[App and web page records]
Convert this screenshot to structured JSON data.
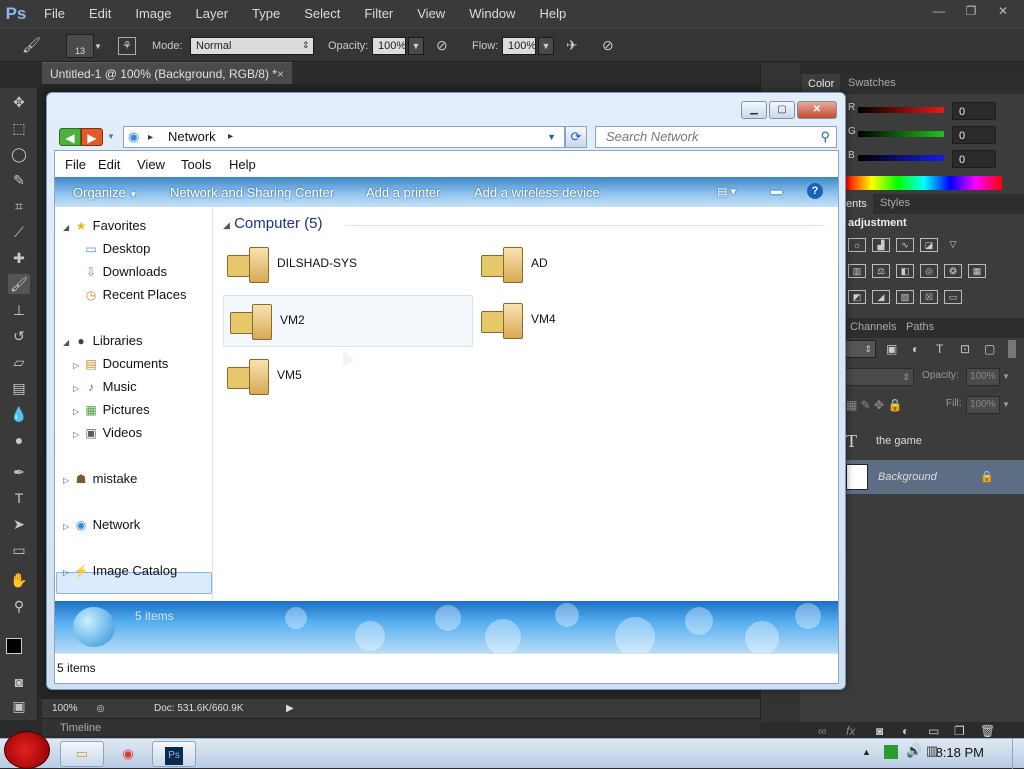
{
  "ps": {
    "logo": "Ps",
    "menu": [
      "File",
      "Edit",
      "Image",
      "Layer",
      "Type",
      "Select",
      "Filter",
      "View",
      "Window",
      "Help"
    ],
    "options": {
      "brush_size": "13",
      "mode_label": "Mode:",
      "mode_value": "Normal",
      "opacity_label": "Opacity:",
      "opacity_value": "100%",
      "flow_label": "Flow:",
      "flow_value": "100%"
    },
    "doc_tab": "Untitled-1 @ 100% (Background, RGB/8) *",
    "doc_tab_close": "×",
    "status": {
      "zoom": "100%",
      "doc": "Doc: 531.6K/660.9K"
    },
    "timeline": "Timeline",
    "panels": {
      "color_tabs": [
        "Color",
        "Swatches"
      ],
      "sliders": [
        {
          "channel": "R",
          "value": "0",
          "color": "#e81a1a"
        },
        {
          "channel": "G",
          "value": "0",
          "color": "#1ec41e"
        },
        {
          "channel": "B",
          "value": "0",
          "color": "#1a1ae8"
        }
      ],
      "adjust_tabs": [
        "ents",
        "Styles"
      ],
      "adjust_title": "adjustment",
      "layer_tabs": [
        "Channels",
        "Paths"
      ],
      "opacity_label": "Opacity:",
      "opacity_value": "100%",
      "fill_label": "Fill:",
      "fill_value": "100%",
      "layers": [
        {
          "name": "the game",
          "type": "text"
        },
        {
          "name": "Background",
          "type": "image",
          "selected": true
        }
      ]
    }
  },
  "explorer": {
    "address": "Network",
    "search_placeholder": "Search Network",
    "menu": [
      "File",
      "Edit",
      "View",
      "Tools",
      "Help"
    ],
    "commands": [
      "Organize",
      "Network and Sharing Center",
      "Add a printer",
      "Add a wireless device"
    ],
    "nav": {
      "favorites": "Favorites",
      "favorites_items": [
        "Desktop",
        "Downloads",
        "Recent Places"
      ],
      "libraries": "Libraries",
      "libraries_items": [
        "Documents",
        "Music",
        "Pictures",
        "Videos"
      ],
      "mistake": "mistake",
      "network": "Network",
      "image_catalog": "Image Catalog"
    },
    "group_header": "Computer (5)",
    "computers": [
      "DILSHAD-SYS",
      "AD",
      "VM2",
      "VM4",
      "VM5"
    ],
    "details_count": "5 items",
    "status_count": "5 items"
  },
  "taskbar": {
    "time": "8:18 PM"
  }
}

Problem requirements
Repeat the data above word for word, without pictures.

Response
Convert this screenshot to structured JSON data.
{
  "ps": {
    "logo": "Ps",
    "menu": [
      "File",
      "Edit",
      "Image",
      "Layer",
      "Type",
      "Select",
      "Filter",
      "View",
      "Window",
      "Help"
    ],
    "options": {
      "brush_size": "13",
      "mode_label": "Mode:",
      "mode_value": "Normal",
      "opacity_label": "Opacity:",
      "opacity_value": "100%",
      "flow_label": "Flow:",
      "flow_value": "100%"
    },
    "doc_tab": "Untitled-1 @ 100% (Background, RGB/8) *",
    "doc_tab_close": "×",
    "status": {
      "zoom": "100%",
      "doc": "Doc: 531.6K/660.9K"
    },
    "timeline": "Timeline",
    "panels": {
      "color_tabs": [
        "Color",
        "Swatches"
      ],
      "sliders": [
        {
          "channel": "R",
          "value": "0",
          "color": "#e81a1a"
        },
        {
          "channel": "G",
          "value": "0",
          "color": "#1ec41e"
        },
        {
          "channel": "B",
          "value": "0",
          "color": "#1a1ae8"
        }
      ],
      "adjust_tabs": [
        "ents",
        "Styles"
      ],
      "adjust_title": "adjustment",
      "layer_tabs": [
        "Channels",
        "Paths"
      ],
      "opacity_label": "Opacity:",
      "opacity_value": "100%",
      "fill_label": "Fill:",
      "fill_value": "100%",
      "layers": [
        {
          "name": "the game",
          "type": "text"
        },
        {
          "name": "Background",
          "type": "image",
          "selected": true
        }
      ]
    }
  },
  "explorer": {
    "address": "Network",
    "search_placeholder": "Search Network",
    "menu": [
      "File",
      "Edit",
      "View",
      "Tools",
      "Help"
    ],
    "commands": [
      "Organize",
      "Network and Sharing Center",
      "Add a printer",
      "Add a wireless device"
    ],
    "nav": {
      "favorites": "Favorites",
      "favorites_items": [
        "Desktop",
        "Downloads",
        "Recent Places"
      ],
      "libraries": "Libraries",
      "libraries_items": [
        "Documents",
        "Music",
        "Pictures",
        "Videos"
      ],
      "mistake": "mistake",
      "network": "Network",
      "image_catalog": "Image Catalog"
    },
    "group_header": "Computer (5)",
    "computers": [
      "DILSHAD-SYS",
      "AD",
      "VM2",
      "VM4",
      "VM5"
    ],
    "details_count": "5 items",
    "status_count": "5 items"
  },
  "taskbar": {
    "time": "8:18 PM"
  }
}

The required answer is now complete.